*** Opening DATASET EXCERPTS ***
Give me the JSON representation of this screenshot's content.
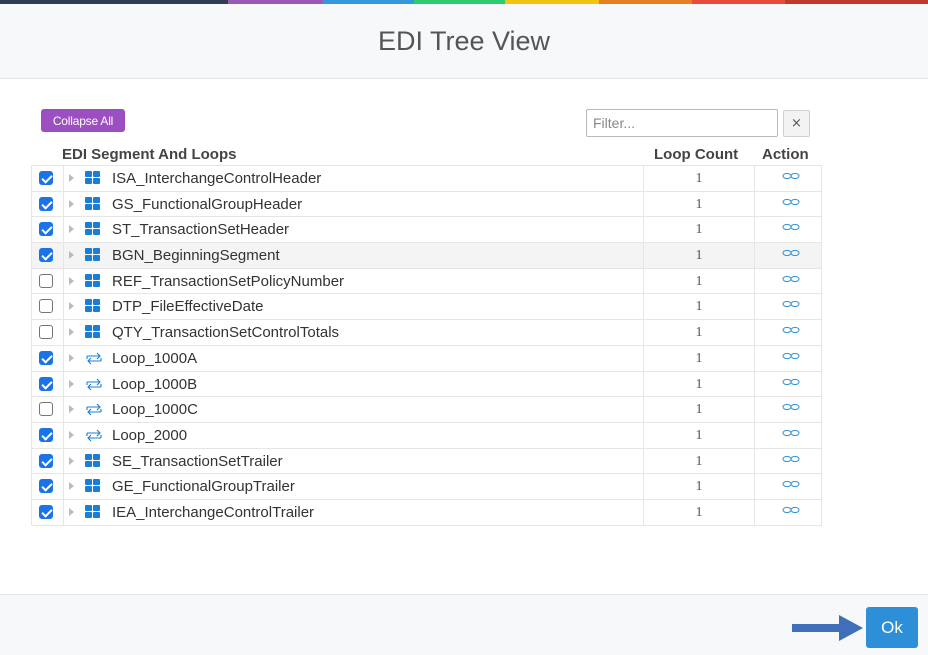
{
  "colors": {
    "top_stripe": [
      "#2c3e50",
      "#2c3e50",
      "#2c3e50",
      "#9b59b6",
      "#3498db",
      "#2ecc71",
      "#f1c40f",
      "#e67e22",
      "#e74c3c",
      "#c0392b"
    ],
    "accent_purple": "#9b4fc0",
    "accent_blue": "#2c8fd8",
    "icon_blue": "#1a7fd4",
    "arrow_blue": "#3f6fb8"
  },
  "dialog": {
    "title": "EDI Tree View"
  },
  "toolbar": {
    "collapse_all_label": "Collapse All",
    "filter_placeholder": "Filter...",
    "filter_value": "",
    "clear_label": "×"
  },
  "table": {
    "headers": {
      "segment": "EDI Segment And Loops",
      "loop_count": "Loop Count",
      "action": "Action"
    },
    "rows": [
      {
        "checked": true,
        "icon": "segment-icon",
        "name": "ISA_InterchangeControlHeader",
        "count": "1",
        "action_icon": "link-icon"
      },
      {
        "checked": true,
        "icon": "segment-icon",
        "name": "GS_FunctionalGroupHeader",
        "count": "1",
        "action_icon": "link-icon"
      },
      {
        "checked": true,
        "icon": "segment-icon",
        "name": "ST_TransactionSetHeader",
        "count": "1",
        "action_icon": "link-icon"
      },
      {
        "checked": true,
        "icon": "segment-icon",
        "name": "BGN_BeginningSegment",
        "count": "1",
        "action_icon": "link-icon",
        "highlighted": true
      },
      {
        "checked": false,
        "icon": "segment-icon",
        "name": "REF_TransactionSetPolicyNumber",
        "count": "1",
        "action_icon": "link-icon"
      },
      {
        "checked": false,
        "icon": "segment-icon",
        "name": "DTP_FileEffectiveDate",
        "count": "1",
        "action_icon": "link-icon"
      },
      {
        "checked": false,
        "icon": "segment-icon",
        "name": "QTY_TransactionSetControlTotals",
        "count": "1",
        "action_icon": "link-icon"
      },
      {
        "checked": true,
        "icon": "loop-icon",
        "name": "Loop_1000A",
        "count": "1",
        "action_icon": "link-icon"
      },
      {
        "checked": true,
        "icon": "loop-icon",
        "name": "Loop_1000B",
        "count": "1",
        "action_icon": "link-icon"
      },
      {
        "checked": false,
        "icon": "loop-icon",
        "name": "Loop_1000C",
        "count": "1",
        "action_icon": "link-icon"
      },
      {
        "checked": true,
        "icon": "loop-icon",
        "name": "Loop_2000",
        "count": "1",
        "action_icon": "link-icon"
      },
      {
        "checked": true,
        "icon": "segment-icon",
        "name": "SE_TransactionSetTrailer",
        "count": "1",
        "action_icon": "link-icon"
      },
      {
        "checked": true,
        "icon": "segment-icon",
        "name": "GE_FunctionalGroupTrailer",
        "count": "1",
        "action_icon": "link-icon"
      },
      {
        "checked": true,
        "icon": "segment-icon",
        "name": "IEA_InterchangeControlTrailer",
        "count": "1",
        "action_icon": "link-icon"
      }
    ]
  },
  "footer": {
    "ok_label": "Ok",
    "pointer_icon": "arrow-right-icon"
  }
}
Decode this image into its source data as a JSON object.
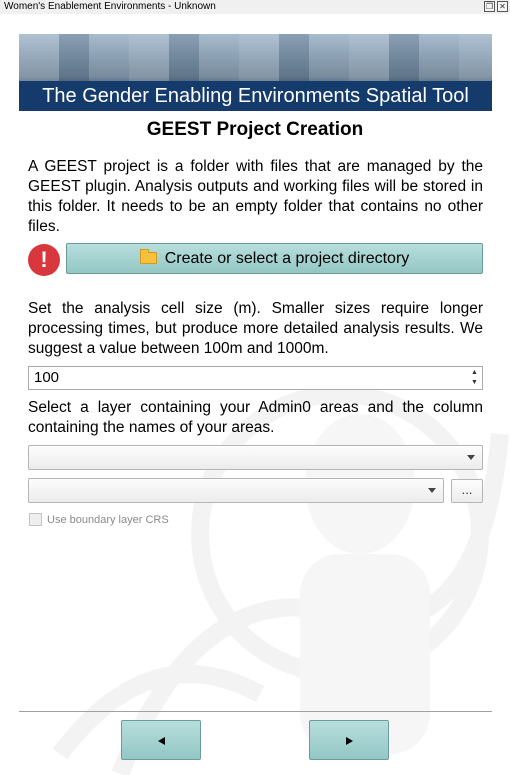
{
  "window": {
    "title": "Women's Enablement Environments - Unknown",
    "restore_glyph": "❐",
    "close_glyph": "✕"
  },
  "banner": {
    "title": "The Gender Enabling Environments Spatial Tool"
  },
  "page": {
    "heading": "GEEST Project Creation",
    "intro": "A GEEST project is a folder with files that are managed by the GEEST plugin. Analysis outputs and working files will be stored in this folder. It needs to be an empty folder that contains no other files.",
    "alert_glyph": "!",
    "project_button_label": "Create or select a project directory",
    "cell_size_text": "Set the analysis cell size (m). Smaller sizes require longer processing times, but produce more detailed analysis results. We suggest a value between 100m and 1000m.",
    "cell_size_value": "100",
    "admin_text": "Select a layer containing your Admin0 areas and the column containing the names of your areas.",
    "layer_combo_value": "",
    "field_combo_value": "",
    "browse_label": "...",
    "boundary_crs_label": "Use boundary layer CRS",
    "boundary_crs_checked": false
  },
  "icons": {
    "alert": "error-circle-icon",
    "folder": "folder-icon",
    "prev": "arrow-left-icon",
    "next": "arrow-right-icon"
  },
  "colors": {
    "banner_bar": "#143b6b",
    "teal_button": "#93c7c4",
    "alert": "#d8373d"
  }
}
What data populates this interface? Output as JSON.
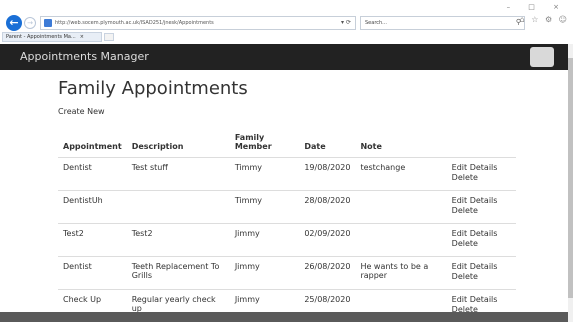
{
  "browser": {
    "url": "http://web.socem.plymouth.ac.uk/ISAD251/jnesk/Appointments",
    "addr_actions": "▾ ⟳",
    "search_placeholder": "Search...",
    "tab_label": "Parent - Appointments Ma...",
    "tab_close": "×",
    "window_controls": "– □ ×",
    "tool_icons": "⌂ ☆ ⚙ ☺"
  },
  "navbar": {
    "brand": "Appointments Manager"
  },
  "page": {
    "title": "Family Appointments",
    "create_new": "Create New"
  },
  "table": {
    "headers": [
      "Appointment",
      "Description",
      "Family Member",
      "Date",
      "Note",
      ""
    ],
    "edit_label": "Edit Details",
    "delete_label": "Delete",
    "rows": [
      {
        "appointment": "Dentist",
        "description": "Test stuff",
        "member": "Timmy",
        "date": "19/08/2020",
        "note": "testchange"
      },
      {
        "appointment": "DentistUh",
        "description": "",
        "member": "Timmy",
        "date": "28/08/2020",
        "note": ""
      },
      {
        "appointment": "Test2",
        "description": "Test2",
        "member": "Jimmy",
        "date": "02/09/2020",
        "note": ""
      },
      {
        "appointment": "Dentist",
        "description": "Teeth Replacement To Grills",
        "member": "Jimmy",
        "date": "26/08/2020",
        "note": "He wants to be a rapper"
      },
      {
        "appointment": "Check Up",
        "description": "Regular yearly check up",
        "member": "Jimmy",
        "date": "25/08/2020",
        "note": ""
      }
    ]
  },
  "colors": {
    "navbar_bg": "#222222",
    "accent_blue": "#1a6fd6"
  }
}
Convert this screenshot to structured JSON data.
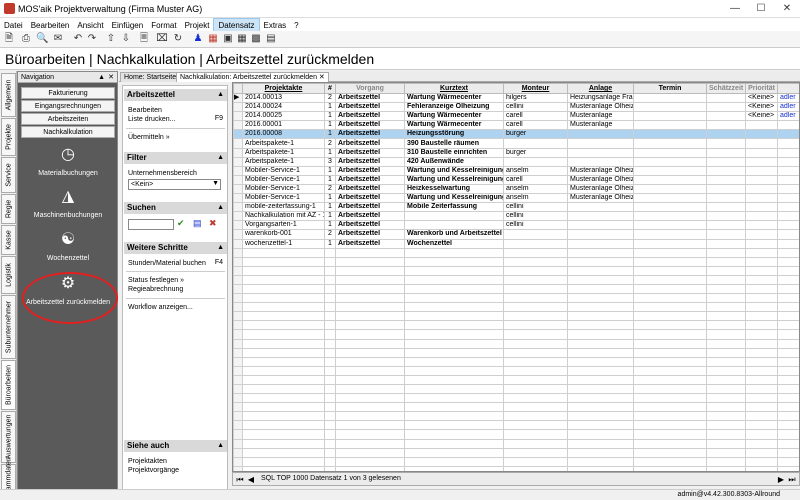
{
  "window": {
    "title": "MOS'aik Projektverwaltung (Firma Muster AG)"
  },
  "menu": [
    "Datei",
    "Bearbeiten",
    "Ansicht",
    "Einfügen",
    "Format",
    "Projekt",
    "Datensatz",
    "Extras",
    "?"
  ],
  "menu_active": "Datensatz",
  "page": {
    "title": "Büroarbeiten | Nachkalkulation | Arbeitszettel zurückmelden"
  },
  "left_tabs": [
    "Allgemein",
    "Projekte",
    "Service",
    "Regie",
    "Kasse",
    "Logistik",
    "Subunternehmer",
    "Büroarbeiten",
    "Auswertungen",
    "Stammdaten"
  ],
  "navigation": {
    "title": "Navigation",
    "buttons": [
      "Fakturierung",
      "Eingangsrechnungen",
      "Arbeitszeiten",
      "Nachkalkulation"
    ],
    "icons": [
      {
        "label": "Materialbuchungen",
        "icon": "clock-icon"
      },
      {
        "label": "Maschinenbuchungen",
        "icon": "database-icon"
      },
      {
        "label": "Wochenzettel",
        "icon": "money-icon"
      },
      {
        "label": "Arbeitszettel zurückmelden",
        "icon": "document-gear-icon"
      }
    ]
  },
  "doc_tabs": [
    "Home: Startseite",
    "Nachkalkulation: Arbeitszettel zurückmelden"
  ],
  "taskpane": {
    "section1": {
      "title": "Arbeitszettel",
      "item1": "Bearbeiten",
      "item2": "Liste drucken...",
      "item2_key": "F9",
      "item3": "Übermitteln »"
    },
    "filter": {
      "title": "Filter",
      "label": "Unternehmensbereich",
      "value": "<Kein>"
    },
    "search": {
      "title": "Suchen",
      "placeholder": ""
    },
    "steps": {
      "title": "Weitere Schritte",
      "item1": "Stunden/Material buchen",
      "item1_key": "F4",
      "item2": "Status festlegen »",
      "item3": "Regieabrechnung",
      "item4": "Workflow anzeigen..."
    },
    "seealso": {
      "title": "Siehe auch",
      "item1": "Projektakten",
      "item2": "Projektvorgänge"
    }
  },
  "table": {
    "columns": [
      "Projektakte",
      "#",
      "Vorgang",
      "Kurztext",
      "Monteur",
      "Anlage",
      "Termin",
      "Schätzzeit",
      "Priorität"
    ],
    "rows": [
      [
        "2014.00013",
        "2",
        "Arbeitszettel",
        "Wartung Wärmecenter",
        "hilgers",
        "Heizungsanlage Frar",
        "",
        "",
        "<Keine>",
        "adler"
      ],
      [
        "2014.00024",
        "1",
        "Arbeitszettel",
        "Fehleranzeige Ölheizung",
        "cellini",
        "Musteranlage Ölheiz",
        "",
        "",
        "<Keine>",
        "adler"
      ],
      [
        "2014.00025",
        "1",
        "Arbeitszettel",
        "Wartung Wärmecenter",
        "carell",
        "Musteranlage",
        "",
        "",
        "<Keine>",
        "adler"
      ],
      [
        "2016.00001",
        "1",
        "Arbeitszettel",
        "Wartung Wärmecenter",
        "carell",
        "Musteranlage",
        "",
        "",
        "",
        ""
      ],
      [
        "2016.00008",
        "1",
        "Arbeitszettel",
        "Heizungsstörung",
        "burger",
        "",
        "",
        "",
        "",
        ""
      ],
      [
        "Arbeitspakete-1",
        "2",
        "Arbeitszettel",
        "390 Baustelle räumen",
        "",
        "",
        "",
        "",
        "",
        ""
      ],
      [
        "Arbeitspakete-1",
        "1",
        "Arbeitszettel",
        "310 Baustelle einrichten",
        "burger",
        "",
        "",
        "",
        "",
        ""
      ],
      [
        "Arbeitspakete-1",
        "3",
        "Arbeitszettel",
        "420 Außenwände",
        "",
        "",
        "",
        "",
        "",
        ""
      ],
      [
        "Mobiler-Service-1",
        "1",
        "Arbeitszettel",
        "Wartung und Kesselreinigung",
        "anselm",
        "Musteranlage Ölheiz",
        "",
        "",
        "",
        ""
      ],
      [
        "Mobiler-Service-1",
        "1",
        "Arbeitszettel",
        "Wartung und Kesselreinigung",
        "carell",
        "Musteranlage Ölheiz",
        "",
        "",
        "",
        ""
      ],
      [
        "Mobiler-Service-1",
        "2",
        "Arbeitszettel",
        "Heizkesselwartung",
        "anselm",
        "Musteranlage Ölheiz",
        "",
        "",
        "",
        ""
      ],
      [
        "Mobiler-Service-1",
        "1",
        "Arbeitszettel",
        "Wartung und Kesselreinigung",
        "anselm",
        "Musteranlage Ölheiz",
        "",
        "",
        "",
        ""
      ],
      [
        "mobile-zeiterfassung-1",
        "1",
        "Arbeitszettel",
        "Mobile Zeiterfassung",
        "cellini",
        "",
        "",
        "",
        "",
        ""
      ],
      [
        "Nachkalkulation mit AZ - 1",
        "1",
        "Arbeitszettel",
        "",
        "cellini",
        "",
        "",
        "",
        "",
        ""
      ],
      [
        "Vorgangsarten-1",
        "1",
        "Arbeitszettel",
        "",
        "cellini",
        "",
        "",
        "",
        "",
        ""
      ],
      [
        "warenkorb-001",
        "2",
        "Arbeitszettel",
        "Warenkorb und Arbeitszettel",
        "",
        "",
        "",
        "",
        "",
        ""
      ],
      [
        "wochenzettel-1",
        "1",
        "Arbeitszettel",
        "Wochenzettel",
        "",
        "",
        "",
        "",
        "",
        ""
      ]
    ],
    "selected_row": 4
  },
  "status": {
    "text": "SQL TOP 1000 Datensatz 1 von 3 gelesenen",
    "user": "admin@v4.42.300.8303-Allround"
  }
}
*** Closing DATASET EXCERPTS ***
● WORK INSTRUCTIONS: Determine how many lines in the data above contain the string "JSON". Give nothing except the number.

● ANSWER BOX: 4